Range Rover Velar review - MPG, CO2 and running costs
Four-wheel-drive only means economy figures aren’t exceptional, but they’re still respectable for an SUV of this size and weight
The Range Rover Velar is different from more attainable Land Rover models such as the Evoque and Discovery Sport because there is no front-wheel drive version offered. Even the entry-level diesel is 4WD only, which fits with the car’s high-end target market.
It does, however, mean that the 178bhp diesel manages up to a respectable but not outstanding 42mpg on the claimed combined WLTP cycle, with CO2 emissions of 177g/km.
If you want to step up to a the 237bhp twin-turbo 2.0-litre diesel, the economy penalty isn’t too bad, either (it manages up to 41.1mpg combined and emits 181g/km). The V6 diesel in 271bhp D275 guise returns up to 38mpg and emits 195g/km. Opt for the 296bhp D300 version of this engine and those remain identical.
Do note however that regardless of CO2, all Velars are subject to the £325 a year road tax supplement (running from years two to six of the car's life) as the range starts at above £40,000.
Unsurprisingly, the petrols fare less well when it comes to efficiency. The most frugal 247bhp 2.0-litre four-cylinder manages up to 30.8mpg combined and emits 208g/km, while the 296bhp P300 posts figures of 29.8mpg and 215g/km.
The top-spec supercharged 5.0-litre V8 returns 23mpg on the combined cycle and emits 279g/km of CO2. Ultimately, buyers at this price point are more worried about range than fuel consumption; it’s the diesels which offer a greater distance between fill-ups.
The Velar’s insurance looks to be roughly on a par with rivals from Audi and BMW, and cheaper than cars such as the Porsche Macan, which is a good achievement when you consider the Velar’s cost and desirability.

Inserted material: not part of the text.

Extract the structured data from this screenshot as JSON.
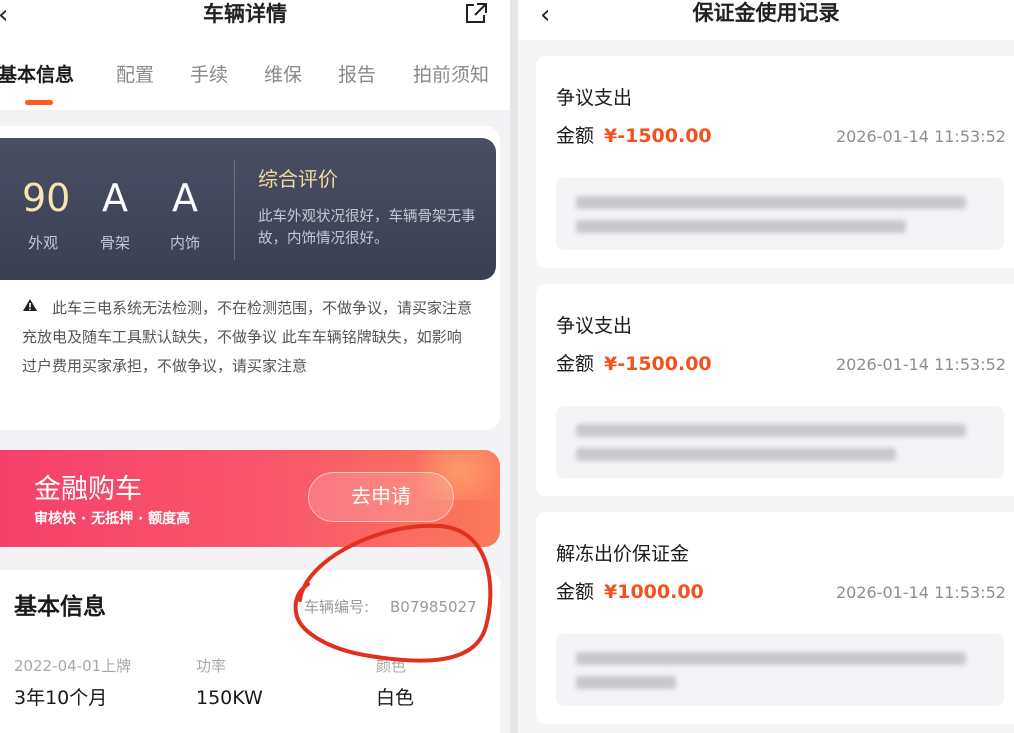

The base diesel starts at group 31, and it rises to group 50 for the top-spec SVAutobiography Dynamic Edition model.
On average, the Velar range retains around 46% of original value over three years and 36,000 miles, although higher-spec HSE cars tend to fair better at around 50%. By comparison, the Porsche Macan holds onto 8-10% more over the same period.
In this review
- 1Range Rover Velar reviewThe Range Rover Velar is Land Rover’s most desirable product yet. Rivals are arguably better value, but the stylish Velar remains tempting
- 2Engines, performance and driveThe Velar comes with Jaguar Land Rover’s latest range of efficient 2.0-litre petrol and diesel engines. The V6 versions are more familiar, but fit just as well
- 3MPG, CO2 and Running Costs - currently readingFour-wheel-drive only means economy figures aren’t exceptional, but they’re still respectable for an SUV of this size and weight
- 4Interior, design and technologyThe Velar is the most stylish Range Rover in the line-up. With a focus on form rather than function, it's laden with tech
- 5Practicality, comfort and boot spaceDespite the large exterior dimensions, it’s a bit of a mixed bag inside. There’s plenty of room up front and in the boot, but rear seat passengers will struggle for space
- 6Reliability and SafetyCustomer service and reliability is still an issue, but the Velar should be a seriously safe family car